• Exercise objective: If a line in the data contains "caption", copy it out.

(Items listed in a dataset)
<<<<

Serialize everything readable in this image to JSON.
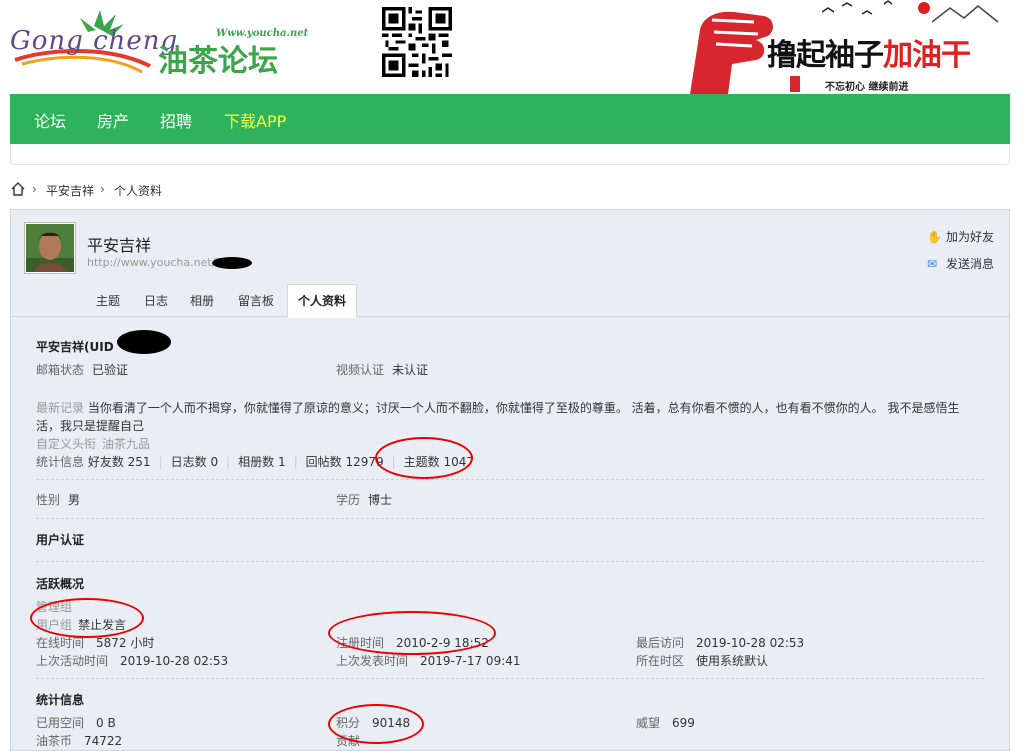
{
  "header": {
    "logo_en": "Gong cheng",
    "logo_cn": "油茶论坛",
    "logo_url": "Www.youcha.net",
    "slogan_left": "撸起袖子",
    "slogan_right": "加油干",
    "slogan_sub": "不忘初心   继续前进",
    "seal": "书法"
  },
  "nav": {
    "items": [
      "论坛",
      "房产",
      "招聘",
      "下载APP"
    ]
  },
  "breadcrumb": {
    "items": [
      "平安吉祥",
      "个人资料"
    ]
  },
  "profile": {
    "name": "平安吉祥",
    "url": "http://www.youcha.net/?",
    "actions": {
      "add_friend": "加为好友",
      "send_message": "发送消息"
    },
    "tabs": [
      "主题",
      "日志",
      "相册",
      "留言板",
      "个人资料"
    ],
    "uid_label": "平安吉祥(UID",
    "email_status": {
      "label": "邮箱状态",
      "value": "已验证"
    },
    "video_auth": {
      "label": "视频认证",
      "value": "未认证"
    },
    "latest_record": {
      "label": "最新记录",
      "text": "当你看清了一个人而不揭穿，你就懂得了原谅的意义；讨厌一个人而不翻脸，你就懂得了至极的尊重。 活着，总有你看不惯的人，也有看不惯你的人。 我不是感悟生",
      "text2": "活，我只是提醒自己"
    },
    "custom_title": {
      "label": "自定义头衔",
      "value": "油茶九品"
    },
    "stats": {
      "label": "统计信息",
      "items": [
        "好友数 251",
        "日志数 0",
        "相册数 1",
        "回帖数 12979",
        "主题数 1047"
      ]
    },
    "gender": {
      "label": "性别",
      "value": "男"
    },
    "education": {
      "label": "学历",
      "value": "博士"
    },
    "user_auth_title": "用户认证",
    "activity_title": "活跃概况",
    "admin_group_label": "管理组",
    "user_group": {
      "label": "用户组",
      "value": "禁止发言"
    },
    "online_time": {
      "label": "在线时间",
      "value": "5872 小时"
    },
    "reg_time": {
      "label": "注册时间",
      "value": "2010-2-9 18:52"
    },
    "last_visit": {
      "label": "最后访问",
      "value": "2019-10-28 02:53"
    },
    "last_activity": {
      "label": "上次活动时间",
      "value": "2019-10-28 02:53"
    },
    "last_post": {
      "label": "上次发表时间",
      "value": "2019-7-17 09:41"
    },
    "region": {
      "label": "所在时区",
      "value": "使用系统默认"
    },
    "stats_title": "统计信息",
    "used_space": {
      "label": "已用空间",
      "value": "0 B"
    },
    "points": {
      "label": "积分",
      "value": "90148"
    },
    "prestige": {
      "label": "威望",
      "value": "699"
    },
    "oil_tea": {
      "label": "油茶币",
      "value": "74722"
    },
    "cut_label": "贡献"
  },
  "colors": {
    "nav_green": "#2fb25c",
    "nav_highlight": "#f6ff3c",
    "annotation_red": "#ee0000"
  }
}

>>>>
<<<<

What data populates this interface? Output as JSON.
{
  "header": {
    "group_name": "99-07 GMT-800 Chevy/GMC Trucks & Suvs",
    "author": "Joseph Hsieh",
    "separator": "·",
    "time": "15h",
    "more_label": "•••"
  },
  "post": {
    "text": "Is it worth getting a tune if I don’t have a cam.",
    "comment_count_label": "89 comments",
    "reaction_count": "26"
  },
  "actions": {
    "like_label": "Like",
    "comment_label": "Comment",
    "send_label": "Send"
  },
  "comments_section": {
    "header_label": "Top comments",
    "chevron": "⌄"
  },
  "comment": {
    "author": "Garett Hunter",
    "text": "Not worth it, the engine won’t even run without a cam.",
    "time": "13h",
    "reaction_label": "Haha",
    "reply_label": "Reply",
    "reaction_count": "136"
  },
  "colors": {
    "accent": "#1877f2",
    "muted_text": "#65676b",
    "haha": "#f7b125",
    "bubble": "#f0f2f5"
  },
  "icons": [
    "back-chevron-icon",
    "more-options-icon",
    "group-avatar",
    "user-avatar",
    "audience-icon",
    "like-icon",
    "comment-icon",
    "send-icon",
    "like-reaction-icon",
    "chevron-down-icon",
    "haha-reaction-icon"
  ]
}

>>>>
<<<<

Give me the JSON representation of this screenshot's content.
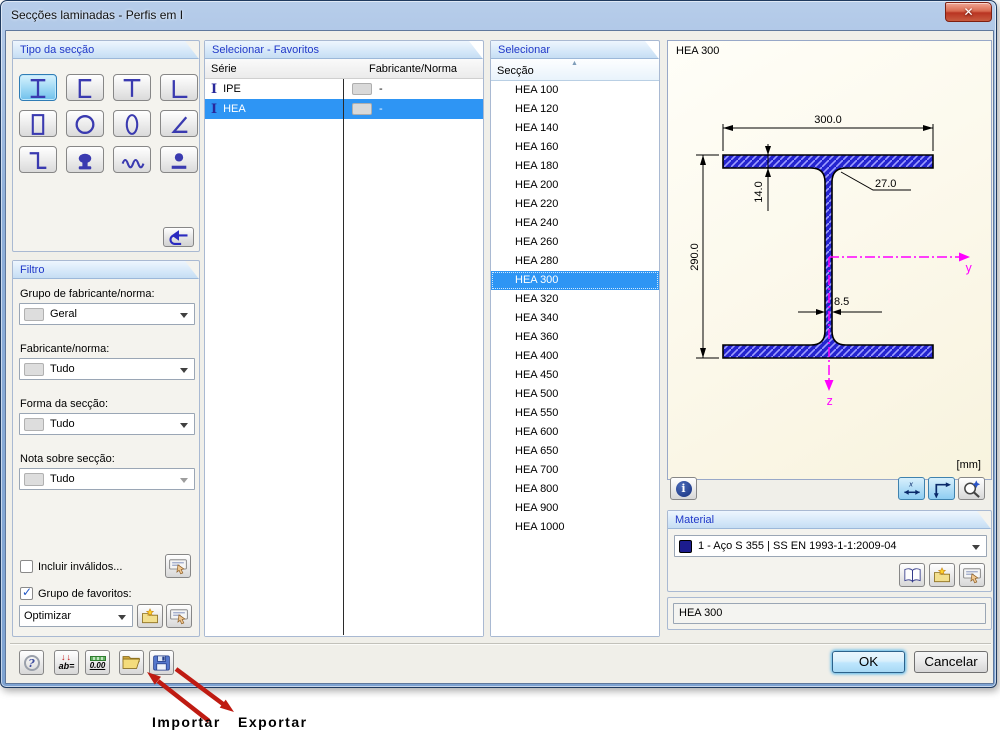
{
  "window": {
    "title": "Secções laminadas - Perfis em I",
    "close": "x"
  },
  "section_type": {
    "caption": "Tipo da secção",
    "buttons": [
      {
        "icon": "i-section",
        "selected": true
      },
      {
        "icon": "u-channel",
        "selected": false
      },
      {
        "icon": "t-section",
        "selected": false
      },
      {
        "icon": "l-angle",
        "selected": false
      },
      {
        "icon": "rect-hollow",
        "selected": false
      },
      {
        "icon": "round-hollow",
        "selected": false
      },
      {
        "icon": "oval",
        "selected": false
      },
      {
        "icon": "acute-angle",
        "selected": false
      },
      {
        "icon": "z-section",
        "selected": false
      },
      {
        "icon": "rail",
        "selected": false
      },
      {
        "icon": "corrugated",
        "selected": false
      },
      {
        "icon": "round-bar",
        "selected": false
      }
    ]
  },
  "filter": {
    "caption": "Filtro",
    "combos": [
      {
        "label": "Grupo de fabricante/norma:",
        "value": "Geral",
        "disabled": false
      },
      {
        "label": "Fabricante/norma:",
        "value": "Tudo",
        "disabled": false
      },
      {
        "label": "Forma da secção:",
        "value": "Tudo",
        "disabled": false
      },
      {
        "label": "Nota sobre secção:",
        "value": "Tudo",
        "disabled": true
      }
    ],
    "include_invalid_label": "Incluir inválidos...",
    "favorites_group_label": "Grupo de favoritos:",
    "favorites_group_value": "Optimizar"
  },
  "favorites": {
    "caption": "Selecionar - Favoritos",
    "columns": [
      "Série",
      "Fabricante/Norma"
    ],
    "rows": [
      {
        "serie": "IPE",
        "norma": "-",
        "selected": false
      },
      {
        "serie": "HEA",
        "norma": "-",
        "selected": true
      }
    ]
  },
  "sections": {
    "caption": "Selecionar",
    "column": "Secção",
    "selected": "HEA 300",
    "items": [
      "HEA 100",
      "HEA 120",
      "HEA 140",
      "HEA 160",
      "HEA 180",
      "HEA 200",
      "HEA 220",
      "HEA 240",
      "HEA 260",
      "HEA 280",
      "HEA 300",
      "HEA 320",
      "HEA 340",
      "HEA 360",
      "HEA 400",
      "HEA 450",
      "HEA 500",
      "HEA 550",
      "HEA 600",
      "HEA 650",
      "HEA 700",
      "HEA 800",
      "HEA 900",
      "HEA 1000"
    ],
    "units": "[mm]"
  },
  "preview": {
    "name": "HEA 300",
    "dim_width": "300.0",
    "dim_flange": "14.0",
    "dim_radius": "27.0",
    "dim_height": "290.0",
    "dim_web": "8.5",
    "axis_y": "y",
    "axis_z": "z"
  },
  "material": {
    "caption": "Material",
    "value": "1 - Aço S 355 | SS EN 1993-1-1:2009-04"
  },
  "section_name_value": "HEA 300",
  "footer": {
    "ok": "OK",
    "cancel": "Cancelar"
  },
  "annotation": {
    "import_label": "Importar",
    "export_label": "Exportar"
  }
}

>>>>

• Expected output:
    "caption": "Tipo da secção",
    "caption": "Filtro",
    "caption": "Selecionar - Favoritos",
    "caption": "Selecionar",
    "caption": "Material",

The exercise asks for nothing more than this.